I adore raspberries, almost as much as my Dad who may possibly wish to marry them… They are tangy and sweet, soft and yielding, beautiful to behold. They are my favourite fruit right now and I eat raspberry jam for breakfast everyday at the moment.
I hope you like jammin’ too!
Jam is like chutney in that it is all about the ratios. For most jams its a 1:1 ratio of fruit to sugar, some use less though and it depends a little on your own taste, as well as the sweetness of the fruit you are using. I like a very sharp raspberry jam so I tend to use a little less. To get a good set for jam you need pectin, a naturally occurring chemical found in many fruits, though there is more in some than others. You need to add a little acid to your mix, and lemons is a good way to add this and pectin.
1kg raspberries, 750g light brown sugar (don’t buy jam sugar, its expensive and pointless), 1 lemon (juice squeezed out and halves retained) *You could add a cinnamon stick too for a nice winter warmer

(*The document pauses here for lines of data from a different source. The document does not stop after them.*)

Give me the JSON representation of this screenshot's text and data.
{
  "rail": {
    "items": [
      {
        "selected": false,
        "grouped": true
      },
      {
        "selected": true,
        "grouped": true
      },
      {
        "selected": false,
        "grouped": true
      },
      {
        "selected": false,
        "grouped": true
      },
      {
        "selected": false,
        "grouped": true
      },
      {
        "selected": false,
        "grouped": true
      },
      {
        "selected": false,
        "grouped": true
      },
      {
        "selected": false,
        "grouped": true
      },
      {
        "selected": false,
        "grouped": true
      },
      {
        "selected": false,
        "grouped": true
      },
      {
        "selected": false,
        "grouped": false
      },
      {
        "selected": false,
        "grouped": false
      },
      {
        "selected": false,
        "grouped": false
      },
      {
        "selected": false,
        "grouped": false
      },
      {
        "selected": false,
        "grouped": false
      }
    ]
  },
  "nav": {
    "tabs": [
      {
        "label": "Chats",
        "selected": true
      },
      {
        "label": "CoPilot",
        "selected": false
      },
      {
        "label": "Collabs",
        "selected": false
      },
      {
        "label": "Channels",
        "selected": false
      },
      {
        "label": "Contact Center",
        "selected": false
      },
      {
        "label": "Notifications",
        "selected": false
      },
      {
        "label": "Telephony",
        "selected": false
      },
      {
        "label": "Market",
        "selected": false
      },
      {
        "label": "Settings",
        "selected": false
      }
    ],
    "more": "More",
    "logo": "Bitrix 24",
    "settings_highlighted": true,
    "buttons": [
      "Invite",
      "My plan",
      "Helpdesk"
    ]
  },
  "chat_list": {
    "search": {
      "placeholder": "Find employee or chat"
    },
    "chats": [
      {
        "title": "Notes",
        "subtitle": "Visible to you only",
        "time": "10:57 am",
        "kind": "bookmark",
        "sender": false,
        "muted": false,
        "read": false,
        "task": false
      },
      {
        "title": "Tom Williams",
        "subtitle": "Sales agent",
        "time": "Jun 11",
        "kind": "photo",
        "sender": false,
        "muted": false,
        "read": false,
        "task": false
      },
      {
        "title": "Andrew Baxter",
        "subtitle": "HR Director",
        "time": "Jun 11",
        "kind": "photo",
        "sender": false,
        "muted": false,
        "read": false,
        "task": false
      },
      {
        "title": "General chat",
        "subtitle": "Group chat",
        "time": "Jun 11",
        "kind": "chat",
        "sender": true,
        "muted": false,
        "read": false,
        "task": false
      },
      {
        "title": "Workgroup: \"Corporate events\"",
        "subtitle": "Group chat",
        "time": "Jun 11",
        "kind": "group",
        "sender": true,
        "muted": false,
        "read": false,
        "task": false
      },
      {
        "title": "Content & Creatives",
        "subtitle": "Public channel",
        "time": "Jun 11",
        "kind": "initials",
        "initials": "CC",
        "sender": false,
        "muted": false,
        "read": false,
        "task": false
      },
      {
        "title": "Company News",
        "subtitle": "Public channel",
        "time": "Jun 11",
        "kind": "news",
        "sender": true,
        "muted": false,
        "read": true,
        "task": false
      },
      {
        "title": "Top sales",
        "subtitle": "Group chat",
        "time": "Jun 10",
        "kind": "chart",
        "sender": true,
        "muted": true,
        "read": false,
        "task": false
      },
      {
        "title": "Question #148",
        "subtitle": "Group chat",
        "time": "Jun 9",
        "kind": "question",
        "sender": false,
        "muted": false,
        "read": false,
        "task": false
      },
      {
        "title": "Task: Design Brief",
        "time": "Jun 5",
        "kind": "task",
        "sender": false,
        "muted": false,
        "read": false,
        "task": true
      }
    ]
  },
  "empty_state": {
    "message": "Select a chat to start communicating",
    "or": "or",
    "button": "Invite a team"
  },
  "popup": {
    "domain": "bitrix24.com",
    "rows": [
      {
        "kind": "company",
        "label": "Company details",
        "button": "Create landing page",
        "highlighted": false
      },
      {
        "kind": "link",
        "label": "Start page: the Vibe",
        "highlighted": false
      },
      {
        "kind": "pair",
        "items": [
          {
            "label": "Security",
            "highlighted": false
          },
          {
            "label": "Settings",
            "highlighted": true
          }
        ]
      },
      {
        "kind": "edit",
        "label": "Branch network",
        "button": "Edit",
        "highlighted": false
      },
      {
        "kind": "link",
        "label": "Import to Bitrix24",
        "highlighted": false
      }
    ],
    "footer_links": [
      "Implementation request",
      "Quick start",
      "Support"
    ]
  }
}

Put a side plate in the freezer. Put the raspberries, lemon juice and lemon halves in a large pan with 2 cups of water. Bring to the boil and simmer until the fruit is a soft pulp. While at the boil add the sugar, stirring until dissolved. Once the sugar is dissolved and the mix boiling hard do not stir. I know its hard not to stick your spoon in but it needs to boil really hard to reach setting temperature. There are actually temperatures you can read on a thermometre if you want to be precise. I don’t know what they are and I don’t own a sugar thermometre in any case. The way I test for a set is using the cold plate method. After boiling for ten minutes, get your plate out the freezer and spoon a little jam onto it. After a moment see if its jammy. Complicated eh?! If it isn’t jammy, boil for a little longer. If it is turn off the heat and put it into sterilised jars, being super careful as this stuff is like molten larva and really hurts when you spill it all over your hand because you’re too impatient…